Don Van Dyke on the power of AI to transform drug discovery efficiency

How Cloud Pharma helped GSK drop time from target to lead molecule from four years to just four months

Pharma IQ

In recent years, it has been hotly debated whether artificial intelligence really has the power to transform the drug discovery space. Cloud Pharmaceuticals believes that not only is there potential for this change, but that they are already seeing the impact first-hand. 

Having used their own technology to partner with companies to design, develop and license novel compounds, they believe that the industry may be able to reverse the plummeting levels of drug productivity. 

In this interview, Don Van Dyke, Chief Operating Officer at Cloud Pharmaceuticals, tells us about the driving force behind these types of development, why some companies are still skeptical and what will be the turning point for AI adoption. 


Pharma IQ: Can you tell us a little bit about Cloud Pharma and what you’re doing in the AI space?

Don: “So, Cloud Pharmaceuticals designs novel drug molecules using various types of artificial intelligence.

The core of this was invented at Duke University by our founder. What’s unique about our approach is the way we are able to access novel molecular space that machine learning and other AI are not able to do.

This has led us to have several successes in designing across a broad variety of drug targets and led to commercial success, with partnerships with companies such as GSK.”


Pharma IQ: Why is there a need to use AI during the drug discovery process?

Don: “Well, drug productivity has been declining since 2000.

It’s interesting because when we engaged with GSK they told us that the process of going from target to lead molecule traditionally takes them four to five years. But using our process and technology, we were able to reduce that down to a matter of months. That also greatly reduces the dollar and time cost as well.
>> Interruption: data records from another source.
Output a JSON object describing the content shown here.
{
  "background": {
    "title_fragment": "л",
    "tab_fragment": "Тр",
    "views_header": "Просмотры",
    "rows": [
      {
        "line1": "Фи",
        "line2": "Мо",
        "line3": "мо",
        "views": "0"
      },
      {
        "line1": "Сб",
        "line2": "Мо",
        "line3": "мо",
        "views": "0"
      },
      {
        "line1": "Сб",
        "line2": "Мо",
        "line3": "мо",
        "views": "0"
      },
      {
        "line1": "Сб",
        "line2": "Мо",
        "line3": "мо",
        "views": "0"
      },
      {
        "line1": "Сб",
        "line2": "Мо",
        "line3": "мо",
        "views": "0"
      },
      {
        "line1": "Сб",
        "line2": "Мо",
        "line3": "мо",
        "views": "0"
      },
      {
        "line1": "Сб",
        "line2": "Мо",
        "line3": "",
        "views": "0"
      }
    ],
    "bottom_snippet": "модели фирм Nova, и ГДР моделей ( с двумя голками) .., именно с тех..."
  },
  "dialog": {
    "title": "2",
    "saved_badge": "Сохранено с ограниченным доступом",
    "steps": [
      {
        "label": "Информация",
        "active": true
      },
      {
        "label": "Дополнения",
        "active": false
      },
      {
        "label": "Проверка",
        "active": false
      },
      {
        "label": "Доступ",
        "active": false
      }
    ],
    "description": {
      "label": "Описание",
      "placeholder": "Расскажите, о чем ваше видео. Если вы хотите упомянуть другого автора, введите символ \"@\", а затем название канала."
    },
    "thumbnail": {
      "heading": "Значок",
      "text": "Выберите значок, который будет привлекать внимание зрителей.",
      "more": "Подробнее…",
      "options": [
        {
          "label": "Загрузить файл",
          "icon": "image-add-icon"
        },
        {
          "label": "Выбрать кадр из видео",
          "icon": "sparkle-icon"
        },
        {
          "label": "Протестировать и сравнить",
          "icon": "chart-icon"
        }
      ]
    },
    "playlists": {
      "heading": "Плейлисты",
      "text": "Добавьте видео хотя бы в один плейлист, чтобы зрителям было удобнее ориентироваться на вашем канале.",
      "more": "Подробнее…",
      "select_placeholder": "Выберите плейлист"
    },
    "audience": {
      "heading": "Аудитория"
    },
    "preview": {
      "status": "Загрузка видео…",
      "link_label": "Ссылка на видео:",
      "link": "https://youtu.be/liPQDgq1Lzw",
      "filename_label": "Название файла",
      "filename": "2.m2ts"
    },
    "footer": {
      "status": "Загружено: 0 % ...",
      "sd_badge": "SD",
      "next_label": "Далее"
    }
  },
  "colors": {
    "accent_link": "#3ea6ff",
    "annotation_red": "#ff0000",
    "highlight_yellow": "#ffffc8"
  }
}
Using a targeted drug design logic and process also allows us to have a greater probability that the molecules we design will progress through the drug development process, rather than the uncertainty of traditional methods.”


Pharma IQ: Why do you think that some companies are shying away from the use of AI?

Don: “Well, it’s a new thing. I’ve been involved in the scientific research market for most of my career and I think that scientists and drug companies are always careful to choose methods which have been validated. So you get a bit of a chicken and egg problem.

We tried to solve this through our work with universities where they were able to validate our technology.

It’s a sensible caution that the companies have and that gets compounded by many new companies making claims that can be a little exaggeration or incorrect. This only adds to the confusion about how to choose the right technology or company to partner with.

Although I do think this is normal and we are going through a sorting out phase now.”


Pharma IQ: Do you think as more successes are shown, that the industry will come around to the idea?

Don: “Yes. Exactly. When you show proof, then that’s the way the market goes.

It’s very much word of mouth, about who has succeeded from what technology – when you see demonstrated results, then embracing technology is much easier.”


Pharma IQ: As an industry, how far away are we from that point?

Don: “I think we’re right at that point now. We’re able to demonstrate going from target to lead molecule  on several different programs, so I think we’re very close.”


Pharma IQ: What progress has Cloud Pharma been able to make so far?

Don: “Well, we did 15 different programs at the University of Florida on a vast variety of target types and we’ve been able to do some really cool things. We’ve been able to hit a previously un-druggable target, the Beta Common Receptor and that happened to be a protein-protein interaction that we were able to successfully disrupt.

We’ve been able to design a selective PDHK2 inhibitor. We’ve done some things on novel targets and we’ve done some things on selectivity and protein-protein interactions that seem to be gaining a lot of interest.”


Pharma IQ: Do you think AI will be able to move past the traditional barriers faced in the drug discovery process?

Don: “Absolutely. You have two dynamic issues.

One is that the druggable genome is at around 3,000 and the number of targets that have been drugged is only in the hundreds. So we have an order magnitude gulf between what has been drugged and what hasn’t, but would be beneficial to be drugged.

On the other side, we have vast molecular space where somewhere out in the virtual universe, molecules exist virtually that could assist in drugging these previously un-druggable targets.

The task is to sort through this vast molecular space to find these novel molecules that will do this.”


Pharma IQ: What do you think the industry is going to be most focused on next, in regards to AI?

Don: “I think what’s going to happen is that we’re going to see the prosecution of a lot more targets in a shorter period of time. Which will lead to a change in the sort of metrics that the pharma companies, start-ups and biotechs use, when they now have an agile, fast and inexpensive way to go after their targets.

It will change the approach that companies take.

I think they’re going to be less risk averse in prosecuting new targets because they’ll be able to do it quickly and less expensively. And that’s what we all want; the ability to find good molecules and to cure patients.“